Lopez-Venegas, et al. v. Johnson, et al. No. 2:13-cv-03972 (C.D. Cal., filed June 4, 2013)
Filed by the ACLU and Cooley LLP on behalf of eleven Mexican nationals and three immigration advocacy organizations, this class action lawsuit challenged deceptive tactics used by Border Patrol agents and ICE officers to convince noncitizens to accept “voluntary return.” Each individual plaintiff had significant family ties in the United States and lacked any serious criminal history. Thus, they could have asserted strong claims to remain in the United States if they had been granted a hearing before an immigration judge.
The complaint alleged that Border Patrol agents and ICE officers have a pattern and practice of pressuring undocumented immigrants to sign what amount to their own summary expulsion documents. In recent years, this “voluntary return” procedure has been used to summarily expel hundreds of thousands of noncitizens from Southern California.

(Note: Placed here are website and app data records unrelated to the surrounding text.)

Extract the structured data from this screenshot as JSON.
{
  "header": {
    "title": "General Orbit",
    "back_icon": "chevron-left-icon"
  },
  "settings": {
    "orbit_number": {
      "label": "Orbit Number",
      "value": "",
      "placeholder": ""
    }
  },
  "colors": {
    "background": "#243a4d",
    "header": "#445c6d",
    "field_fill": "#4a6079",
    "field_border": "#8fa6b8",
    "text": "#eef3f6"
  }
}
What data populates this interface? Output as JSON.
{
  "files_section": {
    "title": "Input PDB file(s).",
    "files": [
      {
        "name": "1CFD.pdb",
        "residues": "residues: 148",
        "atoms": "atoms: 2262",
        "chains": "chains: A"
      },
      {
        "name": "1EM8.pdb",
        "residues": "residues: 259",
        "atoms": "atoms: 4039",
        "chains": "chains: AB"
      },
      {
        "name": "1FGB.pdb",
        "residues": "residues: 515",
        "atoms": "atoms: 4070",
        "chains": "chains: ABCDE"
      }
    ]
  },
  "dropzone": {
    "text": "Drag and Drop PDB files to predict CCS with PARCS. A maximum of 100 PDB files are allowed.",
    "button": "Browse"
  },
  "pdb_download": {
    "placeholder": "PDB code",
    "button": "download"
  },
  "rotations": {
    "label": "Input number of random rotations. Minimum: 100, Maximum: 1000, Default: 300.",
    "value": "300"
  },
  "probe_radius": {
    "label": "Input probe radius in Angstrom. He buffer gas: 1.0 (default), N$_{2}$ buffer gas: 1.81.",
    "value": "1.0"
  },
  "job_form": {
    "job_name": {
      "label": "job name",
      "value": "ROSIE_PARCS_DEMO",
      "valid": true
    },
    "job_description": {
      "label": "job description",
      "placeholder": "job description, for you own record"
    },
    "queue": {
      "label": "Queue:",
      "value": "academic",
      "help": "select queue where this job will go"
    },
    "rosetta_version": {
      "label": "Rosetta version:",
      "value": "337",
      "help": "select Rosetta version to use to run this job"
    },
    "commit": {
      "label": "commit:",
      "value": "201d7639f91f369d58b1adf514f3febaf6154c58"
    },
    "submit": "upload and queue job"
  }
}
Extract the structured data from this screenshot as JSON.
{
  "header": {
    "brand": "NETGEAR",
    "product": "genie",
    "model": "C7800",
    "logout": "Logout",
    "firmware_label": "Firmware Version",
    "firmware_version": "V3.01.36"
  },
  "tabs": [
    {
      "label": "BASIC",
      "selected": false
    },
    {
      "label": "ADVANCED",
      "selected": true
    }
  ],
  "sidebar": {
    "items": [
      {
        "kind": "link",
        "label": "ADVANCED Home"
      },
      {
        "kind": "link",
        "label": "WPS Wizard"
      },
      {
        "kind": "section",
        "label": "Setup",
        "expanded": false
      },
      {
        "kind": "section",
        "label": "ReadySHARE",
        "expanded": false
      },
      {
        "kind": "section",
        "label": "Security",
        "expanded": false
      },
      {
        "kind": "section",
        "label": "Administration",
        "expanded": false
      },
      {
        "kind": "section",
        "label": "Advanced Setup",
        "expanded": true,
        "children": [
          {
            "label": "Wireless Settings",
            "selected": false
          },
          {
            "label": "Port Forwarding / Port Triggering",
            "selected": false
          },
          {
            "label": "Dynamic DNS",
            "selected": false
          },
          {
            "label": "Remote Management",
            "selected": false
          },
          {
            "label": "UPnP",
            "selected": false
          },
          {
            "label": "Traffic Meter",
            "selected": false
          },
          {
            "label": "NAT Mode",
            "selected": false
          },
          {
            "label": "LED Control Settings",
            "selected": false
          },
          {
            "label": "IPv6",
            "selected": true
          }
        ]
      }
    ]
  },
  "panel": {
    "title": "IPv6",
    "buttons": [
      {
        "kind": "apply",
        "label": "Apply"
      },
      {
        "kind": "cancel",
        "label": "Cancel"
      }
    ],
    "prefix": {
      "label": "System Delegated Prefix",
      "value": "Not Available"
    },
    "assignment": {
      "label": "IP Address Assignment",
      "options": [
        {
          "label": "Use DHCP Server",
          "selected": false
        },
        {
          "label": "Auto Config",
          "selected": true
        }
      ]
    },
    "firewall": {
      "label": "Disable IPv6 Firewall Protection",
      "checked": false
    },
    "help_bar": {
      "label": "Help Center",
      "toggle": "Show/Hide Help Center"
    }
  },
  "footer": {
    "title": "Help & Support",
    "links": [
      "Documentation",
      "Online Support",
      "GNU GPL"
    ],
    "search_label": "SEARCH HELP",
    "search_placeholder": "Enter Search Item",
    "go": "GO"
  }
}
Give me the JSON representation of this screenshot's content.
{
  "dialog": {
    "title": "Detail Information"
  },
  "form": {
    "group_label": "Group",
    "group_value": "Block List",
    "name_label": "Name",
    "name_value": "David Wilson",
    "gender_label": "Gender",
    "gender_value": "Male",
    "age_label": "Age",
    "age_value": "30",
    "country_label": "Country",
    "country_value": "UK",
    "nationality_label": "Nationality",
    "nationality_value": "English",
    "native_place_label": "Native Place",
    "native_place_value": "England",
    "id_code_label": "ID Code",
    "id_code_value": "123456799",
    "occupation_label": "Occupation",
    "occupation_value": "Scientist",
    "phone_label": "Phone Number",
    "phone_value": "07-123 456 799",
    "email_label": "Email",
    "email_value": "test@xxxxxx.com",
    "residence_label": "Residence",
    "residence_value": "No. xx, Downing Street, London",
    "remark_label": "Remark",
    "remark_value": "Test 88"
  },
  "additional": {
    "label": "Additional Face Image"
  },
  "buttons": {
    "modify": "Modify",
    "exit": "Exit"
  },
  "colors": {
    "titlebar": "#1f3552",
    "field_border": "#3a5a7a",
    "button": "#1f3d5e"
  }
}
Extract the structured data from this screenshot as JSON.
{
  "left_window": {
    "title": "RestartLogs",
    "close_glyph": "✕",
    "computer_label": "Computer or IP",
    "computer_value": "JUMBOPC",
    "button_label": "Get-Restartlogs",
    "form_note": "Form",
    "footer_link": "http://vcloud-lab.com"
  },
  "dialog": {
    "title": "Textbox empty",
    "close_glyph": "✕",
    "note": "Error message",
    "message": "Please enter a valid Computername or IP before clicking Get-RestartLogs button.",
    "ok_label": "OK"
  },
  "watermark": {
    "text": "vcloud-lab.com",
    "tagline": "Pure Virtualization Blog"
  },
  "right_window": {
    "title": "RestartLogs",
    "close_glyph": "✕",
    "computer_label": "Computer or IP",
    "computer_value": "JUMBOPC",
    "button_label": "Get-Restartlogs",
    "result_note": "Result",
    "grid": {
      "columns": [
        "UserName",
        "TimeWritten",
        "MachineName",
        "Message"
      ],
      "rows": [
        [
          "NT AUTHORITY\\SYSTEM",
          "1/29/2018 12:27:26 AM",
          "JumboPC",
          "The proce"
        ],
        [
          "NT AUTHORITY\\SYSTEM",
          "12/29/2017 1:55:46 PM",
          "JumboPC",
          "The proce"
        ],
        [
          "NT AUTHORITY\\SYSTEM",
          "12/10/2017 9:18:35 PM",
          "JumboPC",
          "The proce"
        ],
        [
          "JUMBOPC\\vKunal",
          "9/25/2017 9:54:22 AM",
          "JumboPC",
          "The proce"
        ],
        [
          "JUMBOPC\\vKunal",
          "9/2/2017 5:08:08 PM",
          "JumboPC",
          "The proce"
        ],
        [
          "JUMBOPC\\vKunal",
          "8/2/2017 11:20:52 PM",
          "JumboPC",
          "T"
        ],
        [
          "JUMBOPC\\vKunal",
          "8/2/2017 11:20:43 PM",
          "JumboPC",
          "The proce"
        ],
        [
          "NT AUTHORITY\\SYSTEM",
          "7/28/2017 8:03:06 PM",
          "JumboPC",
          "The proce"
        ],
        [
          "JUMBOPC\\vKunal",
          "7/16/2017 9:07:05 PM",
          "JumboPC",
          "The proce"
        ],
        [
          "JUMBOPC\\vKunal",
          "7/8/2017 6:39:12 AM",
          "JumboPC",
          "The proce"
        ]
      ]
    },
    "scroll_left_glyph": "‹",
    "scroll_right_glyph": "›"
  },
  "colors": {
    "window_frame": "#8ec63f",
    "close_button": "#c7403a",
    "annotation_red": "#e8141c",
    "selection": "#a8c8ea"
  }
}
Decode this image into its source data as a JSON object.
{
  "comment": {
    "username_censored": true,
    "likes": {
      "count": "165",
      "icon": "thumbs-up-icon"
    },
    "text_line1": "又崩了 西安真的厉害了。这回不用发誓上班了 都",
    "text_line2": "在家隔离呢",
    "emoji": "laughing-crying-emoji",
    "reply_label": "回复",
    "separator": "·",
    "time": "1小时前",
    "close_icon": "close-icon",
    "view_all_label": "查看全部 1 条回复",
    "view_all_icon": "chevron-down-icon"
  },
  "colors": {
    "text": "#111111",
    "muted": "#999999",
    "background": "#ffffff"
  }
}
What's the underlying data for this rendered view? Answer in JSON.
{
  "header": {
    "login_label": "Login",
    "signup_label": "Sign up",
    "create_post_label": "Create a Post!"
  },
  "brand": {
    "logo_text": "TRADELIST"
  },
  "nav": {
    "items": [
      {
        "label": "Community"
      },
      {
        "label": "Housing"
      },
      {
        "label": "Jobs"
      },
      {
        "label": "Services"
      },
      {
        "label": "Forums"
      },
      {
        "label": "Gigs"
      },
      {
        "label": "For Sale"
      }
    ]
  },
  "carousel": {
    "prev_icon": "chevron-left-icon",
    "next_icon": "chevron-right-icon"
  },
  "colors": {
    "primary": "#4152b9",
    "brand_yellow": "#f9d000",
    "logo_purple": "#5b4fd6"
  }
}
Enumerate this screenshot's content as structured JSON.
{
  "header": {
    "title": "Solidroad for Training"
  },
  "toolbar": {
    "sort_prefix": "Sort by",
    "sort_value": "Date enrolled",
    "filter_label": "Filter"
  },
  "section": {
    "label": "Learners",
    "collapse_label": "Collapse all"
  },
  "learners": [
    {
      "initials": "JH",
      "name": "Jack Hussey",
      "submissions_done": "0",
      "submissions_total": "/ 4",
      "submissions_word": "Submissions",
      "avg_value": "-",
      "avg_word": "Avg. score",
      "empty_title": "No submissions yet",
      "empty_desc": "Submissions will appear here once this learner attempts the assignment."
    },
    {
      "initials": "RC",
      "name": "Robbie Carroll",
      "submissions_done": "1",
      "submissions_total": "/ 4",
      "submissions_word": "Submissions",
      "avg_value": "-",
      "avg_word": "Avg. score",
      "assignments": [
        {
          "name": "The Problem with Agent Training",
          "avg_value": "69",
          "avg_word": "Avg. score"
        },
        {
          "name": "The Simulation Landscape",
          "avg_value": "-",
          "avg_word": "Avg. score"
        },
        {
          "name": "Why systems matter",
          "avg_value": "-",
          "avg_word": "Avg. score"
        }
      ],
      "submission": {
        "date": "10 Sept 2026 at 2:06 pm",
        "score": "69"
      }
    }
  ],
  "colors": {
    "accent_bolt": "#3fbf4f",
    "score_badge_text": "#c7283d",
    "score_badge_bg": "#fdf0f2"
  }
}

Because of the coercive and deceptive tactics immigration officers employ, voluntary return regularly results in the involuntary waiver of core due process rights. An individual who signs for voluntary return forfeits his or her right to a hearing before an immigration judge and is usually expelled from the United States within a matter of hours.
Through the lawsuit, the individual plaintiffs sought to return to the United States and to receive a fair hearing before an immigration judge. The organizational plaintiffs, the Coalition for Humane Immigrant Rights of Los Angeles, the Pomona Economic Opportunity Center, and the San Bernardino Community Service Center, sought systemic reforms to the voluntary return process throughout Southern California.
Following more than a year of litigation, including intensive discovery and the deposition of key government officials, the government agreed to significant reforms of the voluntary return system in Southern California. Under a settlement reached by the parties, government officials must:
- Provide detailed information – in writing, orally, and through a 1-800 hotline – regarding the consequences of accepting voluntary return to noncitizens asked to choose between voluntary return and a hearing before an immigration judge;
- Cease “pre-checking” the box selecting voluntary return on the forms the immigration agencies provide to noncitizens;
- Permit noncitizens to use a working phone, provide them with a list of legal service providers, and give them two hours to reach someone before deciding whether to accept voluntary return;
- Provide lawyers meaningful access to clients detained by Border Patrol or ICE;
- Cease pressuring or coercing individuals to accept voluntary return;
- Allow some of the hundreds of thousands of Mexican nationals who have been subject to unlawful voluntary returns to reunite with their families in the United States; and
- Allow ACLU attorneys to monitor compliance with the settlement agreement for three years.
Additional information on the class settlement is available here.
90 class members were identified under the settlement, and 82 of those individuals successfully returned to the United States. Others decided not to return, or could not be located. Monitoring of compliance of the settlement is ongoing. The ACLU of San Diego and their partners conducted visits to Border Patrol stations covered by the settlement in March 2017 to monitor compliance.
- Settlement Means Potential Relief for Voluntarily Deported Immigrants: ACLU, NBC San Diego (Feb. 27, 2015)
- 9 Mexicans Can Return to Contest Deportations, NY Times (Aug. 27, 2014)
- U.S. to allow some immigrant deportees to return under settlement, LA Times (Aug. 27, 2014)
- ACLU Sues Border Patrol, Immigration Officials Over Voluntary Departures Program, Huffington Post (Jun. 4, 2013)
Counsel: ACLU Foundation of San Diego & Imperial Counties; ACLU Foundation of Southern California; ACLU Immigrants’ Rights Project; Cooley LLP